TWS also have vintage charts (less detailed).


I find this from JR useful for a quick guide on vintages. Wine vintages | JancisRobinson.com


Hugh Johnson’s Pocket Wine Book is a great quick reference for things like that. By its nature it can’t drill down into detail, but for a reliable bird’s-eye view of pretty much everything, it’s very handy.

For vintages you get number charts but also, under the country chapters, a quick sentence or two with a bit more information about the character and progression of recent vintages.


I agree. Lighter reds aside, I found even the society’s own reds benefit from at least a year of cellar time and my scoring of them improves the further they are into their drinking window. Of course by the time I finish those I have, that vintage has been replaced with a much younger one, so now I stock up more at the outset.

Like @Wansteadbirder I try to keep less expensive wines ‘cellaring’ at home and dearer ones in storage but the reality is I don’t have space to store 2\3 years worth of wines at home so they end up in reserves too, next to EPs that could be there for 10+ years.

I don’t know if it is better to cellar a cheaper red for a couple of years or just purchase a different red that costs £1.50 more? The downside of the former is the lack of spontaneity, where as inflation probably limits any actual quality improvement of the latter.

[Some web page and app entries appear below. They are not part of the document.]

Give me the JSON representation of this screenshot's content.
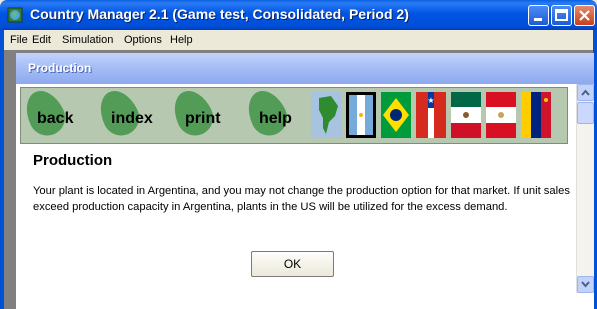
{
  "window": {
    "title": "Country Manager 2.1 (Game test, Consolidated, Period 2)",
    "icon": "globe-app-icon"
  },
  "menu": {
    "items": [
      {
        "label": "File"
      },
      {
        "label": "Edit"
      },
      {
        "label": "Simulation"
      },
      {
        "label": "Options"
      },
      {
        "label": "Help"
      }
    ]
  },
  "child_window": {
    "title": "Production"
  },
  "nav": {
    "buttons": [
      {
        "label": "back"
      },
      {
        "label": "index"
      },
      {
        "label": "print"
      },
      {
        "label": "help"
      }
    ],
    "flags": [
      "south-america-map",
      "argentina",
      "brazil",
      "chile",
      "mexico",
      "peru",
      "venezuela"
    ]
  },
  "content": {
    "heading": "Production",
    "body": "Your plant is located in Argentina, and you may not change the production option for that market.  If unit sales exceed production capacity in Argentina, plants in the US will be utilized for the excess demand.",
    "ok_label": "OK"
  },
  "colors": {
    "titlebar": "#0054e3",
    "nav_background": "#b6c9b0",
    "leaf_green": "#4e9a53"
  }
}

I like the sound of @UisceBeatha’s conveyor belt system, which seems a great combination of quality and flexibility, but it will take a while before I’m there.


I think we’ve been round the houses a few times on this one, save to say I’d advise taking the WE ones with a pinch of salt - they are published primarily for American audience, which, for want of a better word, favour ‘bigger’ wines.

Of course, if you prefer those style of wines, then game on! :grinning:

I like the sound of your conveyor belt much more than old Brucie Forsyth’s one on the Generation Game.


I could have written this myself.


IMO this is the answer to sub-£20 whites, especially from Germany, where beautiful, complex, long-lived wines can be had at that price.